• **Entries from a dataset of interfaces**:

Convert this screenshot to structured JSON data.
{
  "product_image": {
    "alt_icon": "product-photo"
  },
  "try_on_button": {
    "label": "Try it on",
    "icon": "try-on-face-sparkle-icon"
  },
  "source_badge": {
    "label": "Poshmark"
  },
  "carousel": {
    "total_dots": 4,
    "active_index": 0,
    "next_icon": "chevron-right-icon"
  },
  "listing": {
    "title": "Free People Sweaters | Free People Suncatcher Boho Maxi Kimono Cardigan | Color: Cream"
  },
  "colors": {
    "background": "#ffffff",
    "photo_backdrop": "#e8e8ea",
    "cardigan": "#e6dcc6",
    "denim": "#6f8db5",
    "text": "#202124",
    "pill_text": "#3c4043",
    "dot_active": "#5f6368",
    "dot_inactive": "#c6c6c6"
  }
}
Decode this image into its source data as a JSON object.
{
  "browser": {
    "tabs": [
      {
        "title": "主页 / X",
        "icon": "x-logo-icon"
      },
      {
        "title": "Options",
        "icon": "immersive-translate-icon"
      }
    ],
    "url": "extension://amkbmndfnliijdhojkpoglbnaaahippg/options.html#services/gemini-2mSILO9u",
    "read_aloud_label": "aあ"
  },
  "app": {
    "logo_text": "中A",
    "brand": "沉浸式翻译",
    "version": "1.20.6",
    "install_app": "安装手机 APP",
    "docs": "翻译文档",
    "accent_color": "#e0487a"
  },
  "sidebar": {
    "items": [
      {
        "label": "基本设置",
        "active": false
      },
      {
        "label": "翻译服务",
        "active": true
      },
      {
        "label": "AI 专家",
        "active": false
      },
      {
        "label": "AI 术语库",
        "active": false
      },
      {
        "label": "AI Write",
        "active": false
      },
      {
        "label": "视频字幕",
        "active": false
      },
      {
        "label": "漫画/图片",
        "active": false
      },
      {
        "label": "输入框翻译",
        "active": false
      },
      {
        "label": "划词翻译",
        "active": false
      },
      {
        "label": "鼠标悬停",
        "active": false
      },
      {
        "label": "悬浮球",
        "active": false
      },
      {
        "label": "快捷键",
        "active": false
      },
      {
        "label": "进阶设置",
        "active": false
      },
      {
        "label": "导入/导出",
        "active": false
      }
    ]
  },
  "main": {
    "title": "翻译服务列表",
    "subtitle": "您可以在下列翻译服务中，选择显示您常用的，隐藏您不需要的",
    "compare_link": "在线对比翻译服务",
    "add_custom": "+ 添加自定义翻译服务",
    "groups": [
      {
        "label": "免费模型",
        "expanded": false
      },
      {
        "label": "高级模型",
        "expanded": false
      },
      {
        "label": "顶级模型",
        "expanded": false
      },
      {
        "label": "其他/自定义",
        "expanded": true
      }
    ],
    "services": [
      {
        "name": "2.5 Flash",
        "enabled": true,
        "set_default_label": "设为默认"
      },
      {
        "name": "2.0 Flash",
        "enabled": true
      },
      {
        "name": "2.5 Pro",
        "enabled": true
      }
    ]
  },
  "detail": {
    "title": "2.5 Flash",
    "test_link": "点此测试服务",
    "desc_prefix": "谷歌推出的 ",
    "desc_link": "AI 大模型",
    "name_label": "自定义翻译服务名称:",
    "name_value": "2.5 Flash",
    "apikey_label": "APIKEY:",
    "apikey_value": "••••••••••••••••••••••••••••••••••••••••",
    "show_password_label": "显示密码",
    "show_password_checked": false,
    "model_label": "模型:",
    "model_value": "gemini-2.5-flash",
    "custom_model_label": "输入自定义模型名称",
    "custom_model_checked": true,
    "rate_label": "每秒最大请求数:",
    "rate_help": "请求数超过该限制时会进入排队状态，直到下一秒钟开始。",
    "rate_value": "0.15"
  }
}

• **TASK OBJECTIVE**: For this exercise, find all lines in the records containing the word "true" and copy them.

• **EXERCISE ANSWER**:
        "active": true
        "expanded": true
        "enabled": true,
        "enabled": true
        "enabled": true
    "custom_model_checked": true,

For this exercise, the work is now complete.